There were two interesting articles this week about the distractive nature of social media and web 2.0. The New York Times featured an article, Growing Up Digital, Wired for Distraction, arguing that computers, the web and cellphones pose a profound new challenge to focusing and learning for teens. Megan Garber, writing for the Neiman Foundation at Harvard, offers an interesting rebuttal to this.

Where do you sit?

Learning by doing

Dr Tae has some provocative things to say. Some of what jumped out at me….

….”school sucks”

….knowledge is not a cheeseburger….sharing what we know doesn’t mean we will lose it or use it up. In fact when we share what we know we build on and solidify our knowledge

….”certified” doesn’t necessarily mean “qualified”. An alarming statistic – 90% of middle school science teachers in the US do not have any form of science training…. How many teachers are teaching subjects that they have no formal training in? (My question: How many school “librarians” have no formal library qualifications?)

….learning by doing. Hands on learning is essential!!!! We don’t learn by sitting & listening in lecture halls and classrooms. The perfect science lesson = “Mythbusters”

What do you think?

Apples & Oranges

One of the people in my PLN on twitter is Angela Maiers, an educational author and consultant who has some wonderful resources available on her website. Be sure to visit there.

Her model lesson with Grade 4 students on fiction and non-fiction reading is terrific. Angela uses an apples and oranges metaphor to differentiate between non-fiction and fiction reading. I love this metaphor. Such a simple and effective way to illustrate both the importance of balanced reading and the different way we read fiction and non-fiction books.

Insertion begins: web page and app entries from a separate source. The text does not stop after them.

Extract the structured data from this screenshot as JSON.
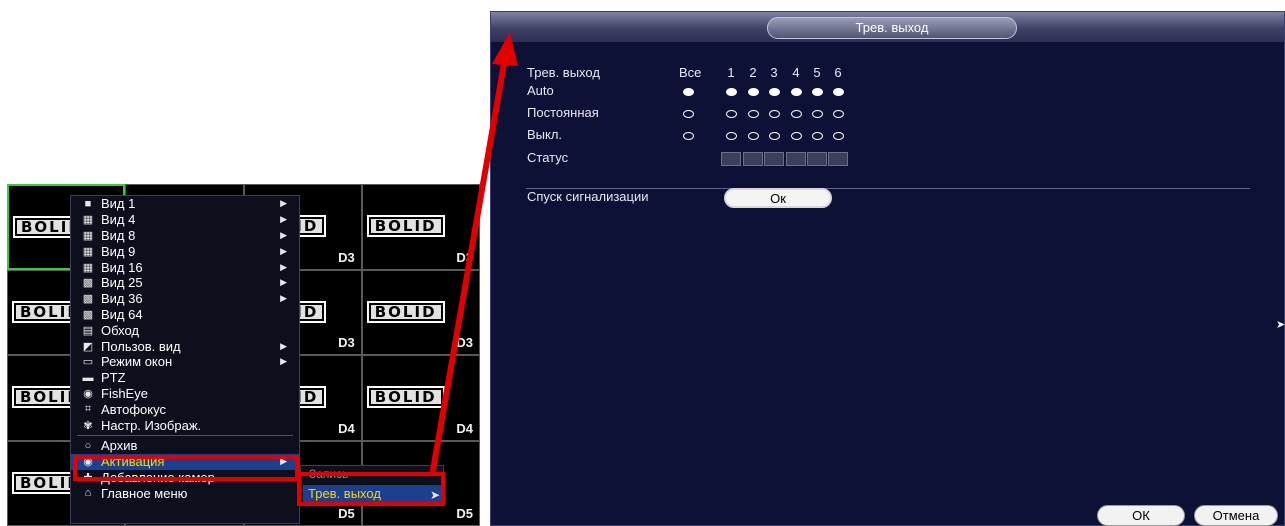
{
  "grid": {
    "logo_text": "BOLID",
    "cells": [
      {
        "label": "",
        "selected": true
      },
      {
        "label": "D3"
      },
      {
        "label": "D3"
      },
      {
        "label": "D3"
      },
      {
        "label": ""
      },
      {
        "label": "D3"
      },
      {
        "label": "D3"
      },
      {
        "label": "D3"
      },
      {
        "label": ""
      },
      {
        "label": "D4"
      },
      {
        "label": "D4"
      },
      {
        "label": "D4"
      },
      {
        "label": "D5"
      },
      {
        "label": "D5"
      },
      {
        "label": "D5"
      },
      {
        "label": "D5"
      }
    ]
  },
  "context_menu": {
    "items": [
      {
        "label": "Вид 1",
        "icon": "view-1-icon",
        "glyph": "■",
        "submenu": true
      },
      {
        "label": "Вид 4",
        "icon": "view-4-icon",
        "glyph": "▦",
        "submenu": true
      },
      {
        "label": "Вид 8",
        "icon": "view-8-icon",
        "glyph": "▦",
        "submenu": true
      },
      {
        "label": "Вид 9",
        "icon": "view-9-icon",
        "glyph": "▦",
        "submenu": true
      },
      {
        "label": "Вид 16",
        "icon": "view-16-icon",
        "glyph": "▦",
        "submenu": true
      },
      {
        "label": "Вид 25",
        "icon": "view-25-icon",
        "glyph": "▩",
        "submenu": true
      },
      {
        "label": "Вид 36",
        "icon": "view-36-icon",
        "glyph": "▩",
        "submenu": true
      },
      {
        "label": "Вид 64",
        "icon": "view-64-icon",
        "glyph": "▩",
        "submenu": false
      },
      {
        "label": "Обход",
        "icon": "tour-icon",
        "glyph": "▤",
        "submenu": false
      },
      {
        "label": "Пользов. вид",
        "icon": "custom-view-icon",
        "glyph": "◩",
        "submenu": true
      },
      {
        "label": "Режим окон",
        "icon": "window-mode-icon",
        "glyph": "▭",
        "submenu": true
      },
      {
        "label": "PTZ",
        "icon": "ptz-icon",
        "glyph": "▬",
        "submenu": false
      },
      {
        "label": "FishEye",
        "icon": "fisheye-icon",
        "glyph": "◉",
        "submenu": false
      },
      {
        "label": "Автофокус",
        "icon": "autofocus-icon",
        "glyph": "⌗",
        "submenu": false
      },
      {
        "label": "Настр. Изображ.",
        "icon": "image-settings-icon",
        "glyph": "✾",
        "submenu": false,
        "sep_after": true
      },
      {
        "label": "Архив",
        "icon": "archive-search-icon",
        "glyph": "○",
        "submenu": false
      },
      {
        "label": "Активация",
        "icon": "activation-icon",
        "glyph": "◉",
        "submenu": true,
        "active": true
      },
      {
        "label": "Добавление камер",
        "icon": "add-camera-icon",
        "glyph": "✚",
        "submenu": false
      },
      {
        "label": "Главное меню",
        "icon": "home-icon",
        "glyph": "⌂",
        "submenu": false
      }
    ]
  },
  "submenu": {
    "item_partial": "Запись",
    "item_selected": "Трев. выход"
  },
  "dialog": {
    "title": "Трев. выход",
    "header_label": "Трев. выход",
    "all_label": "Все",
    "channels": [
      "1",
      "2",
      "3",
      "4",
      "5",
      "6"
    ],
    "rows": [
      {
        "label": "Auto",
        "all": true,
        "values": [
          true,
          true,
          true,
          true,
          true,
          true
        ]
      },
      {
        "label": "Постоянная",
        "all": false,
        "values": [
          false,
          false,
          false,
          false,
          false,
          false
        ]
      },
      {
        "label": "Выкл.",
        "all": false,
        "values": [
          false,
          false,
          false,
          false,
          false,
          false
        ]
      }
    ],
    "status_label": "Статус",
    "alarm_release_label": "Спуск сигнализации",
    "alarm_release_button": "Ок",
    "ok_button": "ОК",
    "cancel_button": "Отмена"
  },
  "colors": {
    "highlight_red": "#e00000",
    "menu_active_text": "#ffd400",
    "menu_active_bg": "#1c3f8e",
    "dialog_bg": "#0d1136"
  }
}
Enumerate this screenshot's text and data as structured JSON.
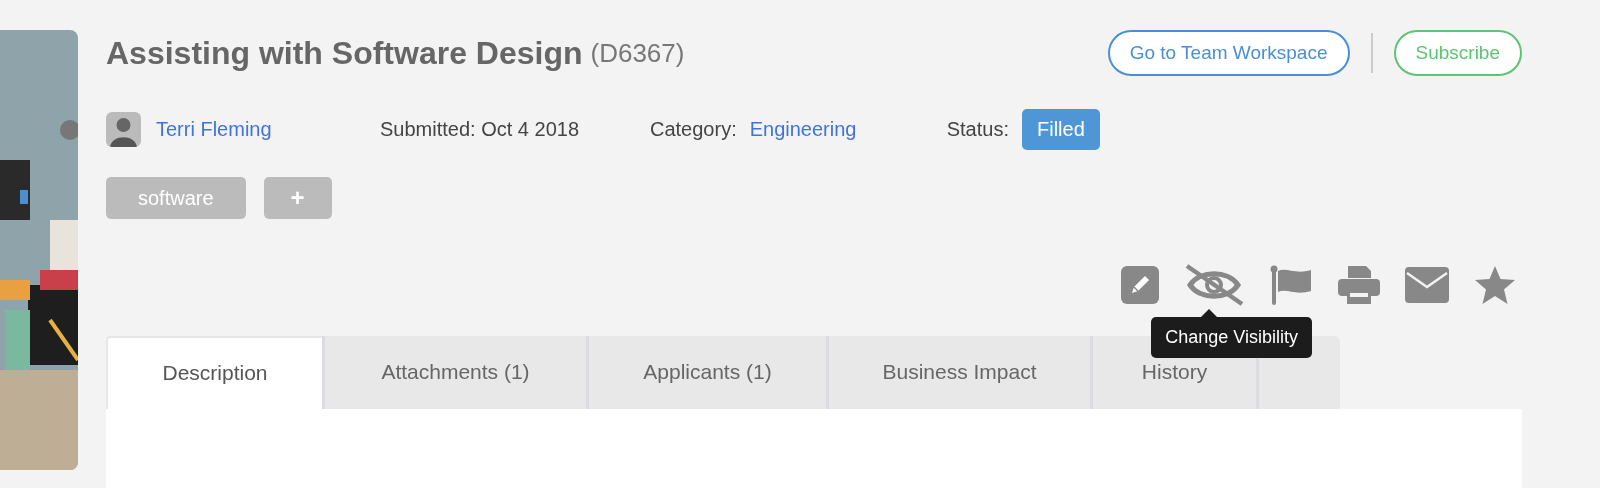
{
  "header": {
    "title": "Assisting with Software Design",
    "id": "(D6367)"
  },
  "actions": [
    {
      "label": "Go to Team Workspace",
      "kind": "primary"
    },
    {
      "label": "Subscribe",
      "kind": "success"
    }
  ],
  "meta": {
    "author": "Terri Fleming",
    "submitted": "Submitted: Oct 4 2018",
    "category_label": "Category:",
    "category": "Engineering",
    "status_label": "Status:",
    "status": "Filled"
  },
  "tags": [
    {
      "label": "software",
      "kind": "tag"
    },
    {
      "label": "+",
      "kind": "add"
    }
  ],
  "toolbar": [
    {
      "kind": "edit"
    },
    {
      "kind": "visibility"
    },
    {
      "kind": "flag"
    },
    {
      "kind": "print"
    },
    {
      "kind": "email"
    },
    {
      "kind": "star"
    }
  ],
  "tooltip": {
    "text": "Change Visibility"
  },
  "tabs": [
    {
      "label": "Description",
      "selected": true
    },
    {
      "label": "Attachments (1)",
      "selected": false
    },
    {
      "label": "Applicants (1)",
      "selected": false
    },
    {
      "label": "Business Impact",
      "selected": false
    },
    {
      "label": "History",
      "selected": false
    },
    {
      "selected": false
    }
  ]
}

Improving my practice

I have been remiss in not posting more regularly to my blog. Life is busy and I am juggling graduate studies with full time work. Not entirely a valid excuse I know, but my work and students come first, my studies follow and then blogging fits in when it can!

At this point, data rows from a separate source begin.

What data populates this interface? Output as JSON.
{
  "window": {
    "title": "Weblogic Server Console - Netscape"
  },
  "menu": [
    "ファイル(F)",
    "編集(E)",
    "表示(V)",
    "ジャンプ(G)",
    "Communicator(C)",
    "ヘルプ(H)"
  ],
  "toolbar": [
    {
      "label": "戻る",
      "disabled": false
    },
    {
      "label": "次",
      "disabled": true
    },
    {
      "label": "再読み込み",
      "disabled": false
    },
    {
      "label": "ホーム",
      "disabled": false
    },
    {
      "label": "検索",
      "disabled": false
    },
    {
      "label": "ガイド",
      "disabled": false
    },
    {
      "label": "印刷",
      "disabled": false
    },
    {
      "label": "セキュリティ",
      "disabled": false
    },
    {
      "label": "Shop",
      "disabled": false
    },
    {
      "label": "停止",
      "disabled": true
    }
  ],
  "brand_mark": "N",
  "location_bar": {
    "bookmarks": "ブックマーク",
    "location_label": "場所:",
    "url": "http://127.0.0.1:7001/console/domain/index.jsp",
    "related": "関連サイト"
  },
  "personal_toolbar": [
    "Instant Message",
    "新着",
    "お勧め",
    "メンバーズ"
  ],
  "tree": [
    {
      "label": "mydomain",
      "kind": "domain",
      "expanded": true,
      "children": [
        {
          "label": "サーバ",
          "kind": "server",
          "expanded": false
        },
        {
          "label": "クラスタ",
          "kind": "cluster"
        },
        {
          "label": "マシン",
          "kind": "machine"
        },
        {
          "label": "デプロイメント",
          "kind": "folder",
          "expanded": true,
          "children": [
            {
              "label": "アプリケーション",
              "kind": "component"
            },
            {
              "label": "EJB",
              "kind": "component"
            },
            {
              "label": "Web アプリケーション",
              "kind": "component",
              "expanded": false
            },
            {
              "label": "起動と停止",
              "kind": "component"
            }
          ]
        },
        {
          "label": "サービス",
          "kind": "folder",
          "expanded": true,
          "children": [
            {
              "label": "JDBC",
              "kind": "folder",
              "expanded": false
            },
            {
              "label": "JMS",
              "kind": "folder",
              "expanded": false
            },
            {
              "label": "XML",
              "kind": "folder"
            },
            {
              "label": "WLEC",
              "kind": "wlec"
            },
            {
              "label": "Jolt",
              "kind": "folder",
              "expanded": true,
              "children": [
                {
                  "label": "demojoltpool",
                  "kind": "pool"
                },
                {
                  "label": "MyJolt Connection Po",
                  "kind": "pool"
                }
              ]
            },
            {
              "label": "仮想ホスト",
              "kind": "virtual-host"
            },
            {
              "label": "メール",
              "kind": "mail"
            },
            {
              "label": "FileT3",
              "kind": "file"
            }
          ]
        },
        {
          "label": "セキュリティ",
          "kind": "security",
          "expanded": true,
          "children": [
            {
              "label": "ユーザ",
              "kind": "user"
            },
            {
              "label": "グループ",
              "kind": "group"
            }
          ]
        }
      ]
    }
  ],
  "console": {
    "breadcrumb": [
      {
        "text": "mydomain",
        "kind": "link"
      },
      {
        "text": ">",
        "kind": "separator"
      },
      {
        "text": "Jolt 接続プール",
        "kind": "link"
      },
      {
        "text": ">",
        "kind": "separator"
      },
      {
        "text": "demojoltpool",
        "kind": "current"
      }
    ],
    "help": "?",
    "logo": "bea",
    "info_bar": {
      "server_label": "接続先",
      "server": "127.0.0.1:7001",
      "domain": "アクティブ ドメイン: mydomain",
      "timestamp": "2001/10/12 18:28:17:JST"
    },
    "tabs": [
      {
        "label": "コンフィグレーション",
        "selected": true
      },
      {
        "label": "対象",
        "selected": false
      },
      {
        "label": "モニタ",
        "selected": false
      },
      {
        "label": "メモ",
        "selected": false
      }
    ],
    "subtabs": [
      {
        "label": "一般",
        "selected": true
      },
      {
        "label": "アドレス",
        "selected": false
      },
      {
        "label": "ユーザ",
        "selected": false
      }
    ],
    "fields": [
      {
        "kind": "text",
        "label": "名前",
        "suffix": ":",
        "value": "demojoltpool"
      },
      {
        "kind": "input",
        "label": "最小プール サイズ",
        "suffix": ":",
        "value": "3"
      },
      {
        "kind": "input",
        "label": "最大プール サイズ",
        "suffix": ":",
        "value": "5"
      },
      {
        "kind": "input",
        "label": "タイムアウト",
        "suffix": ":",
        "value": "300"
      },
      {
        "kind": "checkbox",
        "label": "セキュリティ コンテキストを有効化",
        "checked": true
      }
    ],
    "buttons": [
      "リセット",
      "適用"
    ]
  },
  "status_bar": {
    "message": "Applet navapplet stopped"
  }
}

Recently I’ve been preparing an assignment for my graduate classes that involves looking at research in schools. I decided to focus on school library research and most particularly on effective library media programs. I am looking specifically at flexible scheduling in PYP school libraries. I am just beginning on my literature review and have discovered considerable research that indicates the benefits of flexible scheduling in school libraries, for example, van Deusen and Putnam, however as far as I can tell, little or no research that focuses on the PYP environment.

I continue to review the literature (see my delicious bookmarks for more links on flexible scheduling) and will come back to this post as I progress.

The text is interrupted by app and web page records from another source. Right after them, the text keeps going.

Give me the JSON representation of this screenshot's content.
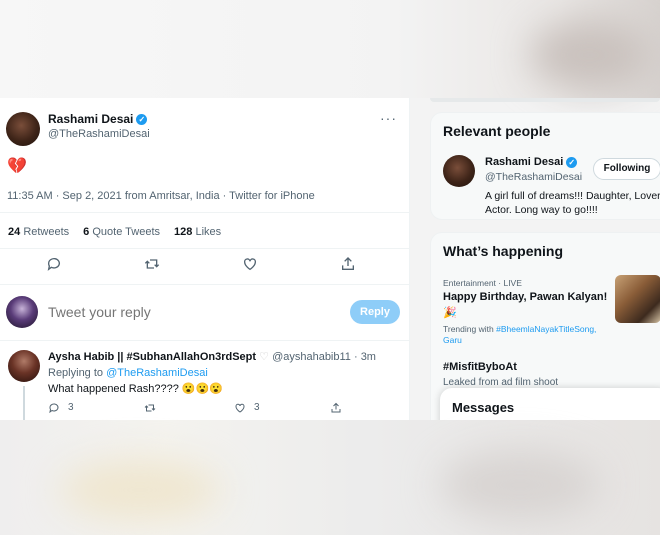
{
  "tweet": {
    "author_name": "Rashami Desai",
    "author_handle": "@TheRashamiDesai",
    "more": "···",
    "body_emoji": "💔",
    "meta": "11:35 AM · Sep 2, 2021 from Amritsar, India · Twitter for iPhone",
    "stats": {
      "retweets_count": "24",
      "retweets_label": "Retweets",
      "quotes_count": "6",
      "quotes_label": "Quote Tweets",
      "likes_count": "128",
      "likes_label": "Likes"
    }
  },
  "reply_compose": {
    "placeholder": "Tweet your reply",
    "button_label": "Reply"
  },
  "reply_tweet": {
    "author_name": "Aysha Habib || #SubhanAllahOn3rdSept",
    "author_handle": "@ayshahabib11 · 3m",
    "replying_prefix": "Replying to",
    "replying_to": "@TheRashamiDesai",
    "text": "What happened Rash???? 😮😮😮",
    "reply_count": "3",
    "like_count": "3"
  },
  "relevant_people": {
    "title": "Relevant people",
    "name": "Rashami Desai",
    "handle": "@TheRashamiDesai",
    "follow_label": "Following",
    "bio": "A girl full of dreams!!! Daughter, Lover, Actor. Long way to go!!!!"
  },
  "whats_happening": {
    "title": "What’s happening",
    "item1": {
      "category": "Entertainment · LIVE",
      "title": "Happy Birthday, Pawan Kalyan!",
      "emoji": "🎉",
      "trend_prefix": "Trending with",
      "trend_tag": "#BheemlaNayakTitleSong,",
      "trend_more": "Garu"
    },
    "item2": {
      "title": "#MisfitByboAt",
      "subtitle": "Leaked from ad film shoot"
    }
  },
  "messages": {
    "title": "Messages"
  },
  "colors": {
    "accent": "#1d9bf0",
    "reply_button": "#8ecdf8"
  },
  "icons": [
    "verified-icon",
    "more-icon",
    "reply-icon",
    "retweet-icon",
    "like-icon",
    "share-icon"
  ]
}
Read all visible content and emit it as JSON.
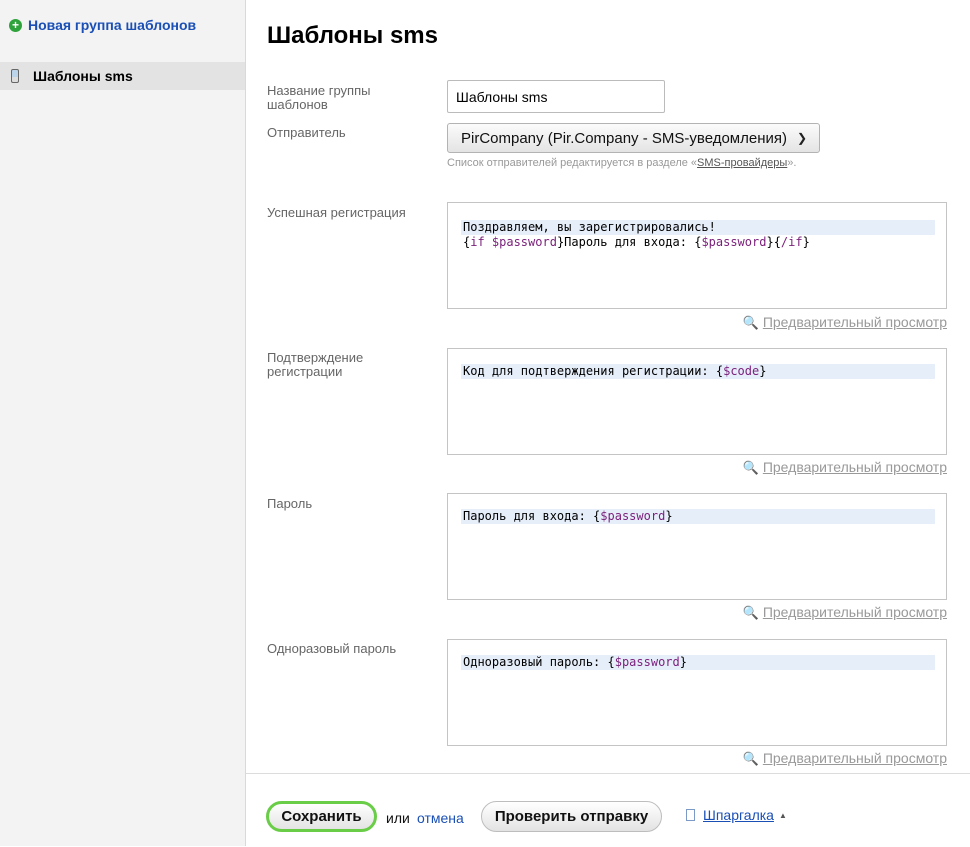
{
  "sidebar": {
    "new_group_label": "Новая группа шаблонов",
    "items": [
      {
        "label": "Шаблоны sms",
        "icon": "phone-icon"
      }
    ]
  },
  "main": {
    "title": "Шаблоны sms",
    "group_name": {
      "label": "Название группы шаблонов",
      "value": "Шаблоны sms"
    },
    "sender": {
      "label": "Отправитель",
      "selected": "PirCompany (Pir.Company - SMS-уведомления)",
      "hint_prefix": "Список отправителей редактируется в разделе «",
      "hint_link": "SMS-провайдеры",
      "hint_suffix": "»."
    },
    "templates": [
      {
        "label": "Успешная регистрация",
        "line1": "Поздравляем, вы зарегистрировались!",
        "line2_parts": [
          "{",
          "if $password",
          "}Пароль для входа: {",
          "$password",
          "}{",
          "/if",
          "}"
        ]
      },
      {
        "label": "Подтверждение регистрации",
        "line1_parts": [
          "Код для подтверждения регистрации: {",
          "$code",
          "}"
        ]
      },
      {
        "label": "Пароль",
        "line1_parts": [
          "Пароль для входа: {",
          "$password",
          "}"
        ]
      },
      {
        "label": "Одноразовый пароль",
        "line1_parts": [
          "Одноразовый пароль: {",
          "$password",
          "}"
        ]
      }
    ],
    "preview_label": "Предварительный просмотр"
  },
  "footer": {
    "save_label": "Сохранить",
    "or_text": "или",
    "cancel_label": "отмена",
    "check_label": "Проверить отправку",
    "cheatsheet_label": "Шпаргалка"
  },
  "colors": {
    "link": "#1a4fb5",
    "save_border": "#6acd47",
    "template_variable": "#7a1f7a",
    "line_highlight": "#e6eefa"
  }
}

Meanwhile take a look at this webcast by Dr R Todd entitled “But do they learn anything? School libraries, meaningful learning and productive pedagogy in information age schools” Dr Todd’s research is prolific and significant to the development of effective school library programmes worldwide. His website lists all his work and is well worth a visit.

In the beginning…

leanne posterHi…this is where I begin…the first post on my professional blog. I’ve been keeping a personal blog describing life in Japan – ramblings relevant to family and friends about what we are up to on the other side of the world. I thought it was time to create a ‘professional’ blog where I could muse about my life as a school librarian and lifelong learner.

Wow! there is just so much to keep up with, it’s overwhelming….new books, web 2.0, magazines, library management systems, literacy resources, hardware, software, databases, authors, podcasts, library classes, teaching, reading and…. LIFE!  How do we fit it all in??? I ask myself that everyday. It’s hard to prioritise…where do you start? There’s so much I want to learn, know and share….. Hopefully I can bring some sense to it all by reflecting on this blog, learning and sharing as I make my way…

By the way, this picture is one of a series of “read”posters capturing our teachers that I created to promote reading in our school. This is me dressed as guess who?